|Halvorson, Ardell - Collaborator|
Submitted to: World Congress of Soil Science
Publication Type: Peer Reviewed Journal
Publication Acceptance Date: 12/1/2005
Publication Date: N/A
Citation: N/A Interpretive Summary:
Technical Abstract: A no-till (NT) irrigated production system has potential to reduce soil erosion, fossil fuel consumption, and greenhouse gas emissions compared with a conventional till (CT) system. Tillage system and N fertilization effects on soil organic C (SOC) sequestration, greenhouse gas emissions, and global warming potential (GWP) in irrigated production systems are not well documented. A study was initiated on a Fort Collins clay loam (classified as fine-loamy, mixed, superactive, mesic Aridic Haplustalfs) in northeastern Colorado near Fort Collins, USA (40 degrees 39’ N; 104 degrees 59’ W; 1530 m a.s.l.) in 1999 with six N rates (0, 34, 67, 101, 134, and 224 kg N/ha) to investigate the potential of NT management to sequester SOC while maintaining continuous corn (Zea mays L.) yields at levels similar to CT practices. In April 2002, measurement of carbon dioxide (CO2), methane (CH4), and nitrous oxide (N2O) fluxes from three of the N rates (0, 134, and 224 kg N/ha) were initiated in the NT and CT systems. Fluxes of CO2, CH4, and N2O were measured, using vented chambers, one to three times per week, year round, from April 2002 through October 2004. Methane fluxes were small and did not differ between tillage treatments, but varied with year.
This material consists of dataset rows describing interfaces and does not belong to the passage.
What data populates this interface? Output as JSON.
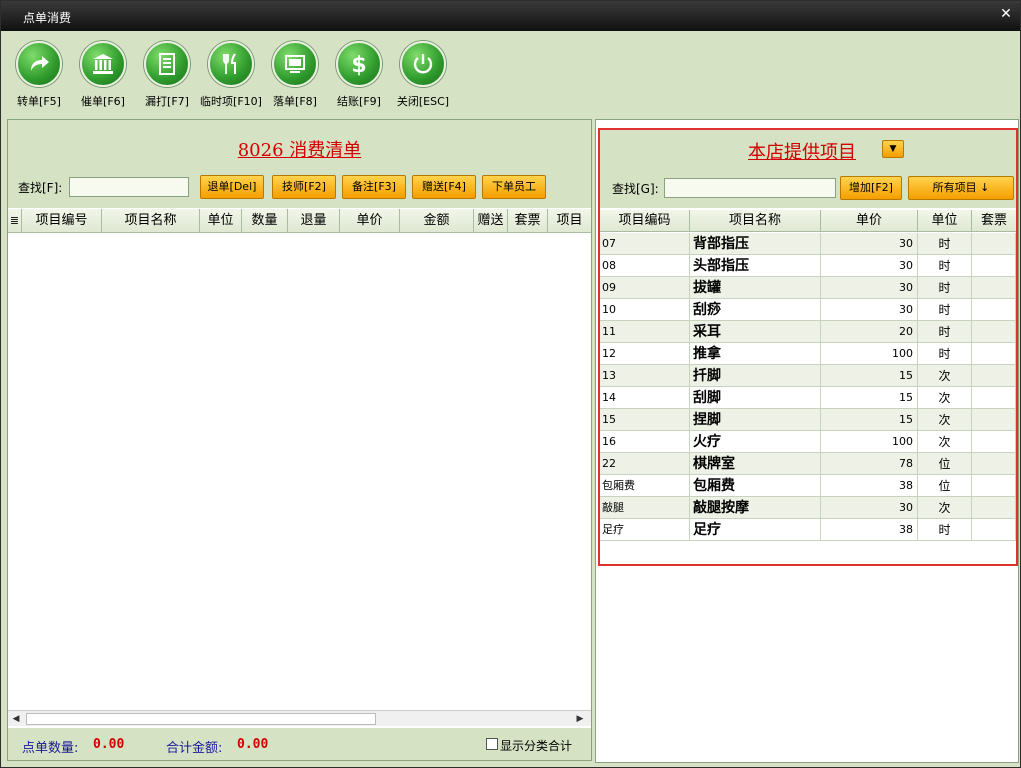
{
  "window": {
    "title": "点单消费",
    "close_glyph": "✕"
  },
  "toolbar": {
    "buttons": [
      {
        "label": "转单[F5]",
        "icon": "transfer-icon"
      },
      {
        "label": "催单[F6]",
        "icon": "bank-icon"
      },
      {
        "label": "漏打[F7]",
        "icon": "document-icon"
      },
      {
        "label": "临时项[F10]",
        "icon": "utensils-icon"
      },
      {
        "label": "落单[F8]",
        "icon": "screen-icon"
      },
      {
        "label": "结账[F9]",
        "icon": "dollar-icon"
      },
      {
        "label": "关闭[ESC]",
        "icon": "power-icon"
      }
    ]
  },
  "left_panel": {
    "title": "8026 消费清单",
    "search_label": "查找[F]:",
    "search_value": "",
    "buttons": {
      "refund": "退单[Del]",
      "technician": "技师[F2]",
      "note": "备注[F3]",
      "gift": "赠送[F4]",
      "staff": "下单员工"
    },
    "columns": [
      "项目编号",
      "项目名称",
      "单位",
      "数量",
      "退量",
      "单价",
      "金额",
      "赠送",
      "套票",
      "项目"
    ],
    "rows": [],
    "footer": {
      "order_qty_label": "点单数量:",
      "order_qty_value": "0.00",
      "total_label": "合计金额:",
      "total_value": "0.00",
      "show_category_label": "显示分类合计"
    }
  },
  "right_panel": {
    "title": "本店提供项目",
    "search_label": "查找[G]:",
    "search_value": "",
    "add_button": "增加[F2]",
    "all_items_button": "所有项目 ↓",
    "columns": [
      "项目编码",
      "项目名称",
      "单价",
      "单位",
      "套票"
    ],
    "rows": [
      {
        "code": "07",
        "name": "背部指压",
        "price": "30",
        "unit": "时",
        "pkg": ""
      },
      {
        "code": "08",
        "name": "头部指压",
        "price": "30",
        "unit": "时",
        "pkg": ""
      },
      {
        "code": "09",
        "name": "拔罐",
        "price": "30",
        "unit": "时",
        "pkg": ""
      },
      {
        "code": "10",
        "name": "刮痧",
        "price": "30",
        "unit": "时",
        "pkg": ""
      },
      {
        "code": "11",
        "name": "采耳",
        "price": "20",
        "unit": "时",
        "pkg": ""
      },
      {
        "code": "12",
        "name": "推拿",
        "price": "100",
        "unit": "时",
        "pkg": ""
      },
      {
        "code": "13",
        "name": "扦脚",
        "price": "15",
        "unit": "次",
        "pkg": ""
      },
      {
        "code": "14",
        "name": "刮脚",
        "price": "15",
        "unit": "次",
        "pkg": ""
      },
      {
        "code": "15",
        "name": "捏脚",
        "price": "15",
        "unit": "次",
        "pkg": ""
      },
      {
        "code": "16",
        "name": "火疗",
        "price": "100",
        "unit": "次",
        "pkg": ""
      },
      {
        "code": "22",
        "name": "棋牌室",
        "price": "78",
        "unit": "位",
        "pkg": ""
      },
      {
        "code": "包厢费",
        "name": "包厢费",
        "price": "38",
        "unit": "位",
        "pkg": ""
      },
      {
        "code": "敲腿",
        "name": "敲腿按摩",
        "price": "30",
        "unit": "次",
        "pkg": ""
      },
      {
        "code": "足疗",
        "name": "足疗",
        "price": "38",
        "unit": "时",
        "pkg": ""
      }
    ]
  }
}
Carbon dioxide efflux was higher in CT compared to NT in 2002, but was not different by tillage treatment in 2003 and 2004. Nitrous oxide fluxes increased linearly with increasing N-fertilizer rate each year with emission rates varying with year but not by tillage treatment. Grain yields and crop residue increased with increasing N rate in both tillage systems, but grain yields were slightly higher in CT than in NT system. The lower grain yield with NT probably resulted from the slow early spring development and delayed tasseling compared with the CT system as a result of cooler spring soil temperatures in the NT system. Grain yields were near maximum with an available N (soil + fertilizer N) level of 276 and 268 kg N/ha in the CT and NT systems, respectively. Corn residue increased with increasing N rate with no difference in residue production between tillage systems. The NT system had the same size plant for grain production as the CT system. Trends were for SOC to be increasing in the NT system but remaining fairly constant in the CT system. Based on soil C sequestration, only NT soils were net sinks for GWP. No-till soils were greater net sinks for GWP when adequate fertilizer was added to maintain crop production than CT soils. The results suggest that economic viability and environmental conservation can be achieved by minimizing tillage and utilizing appropriate levels of fertilizer to optimize crop yields.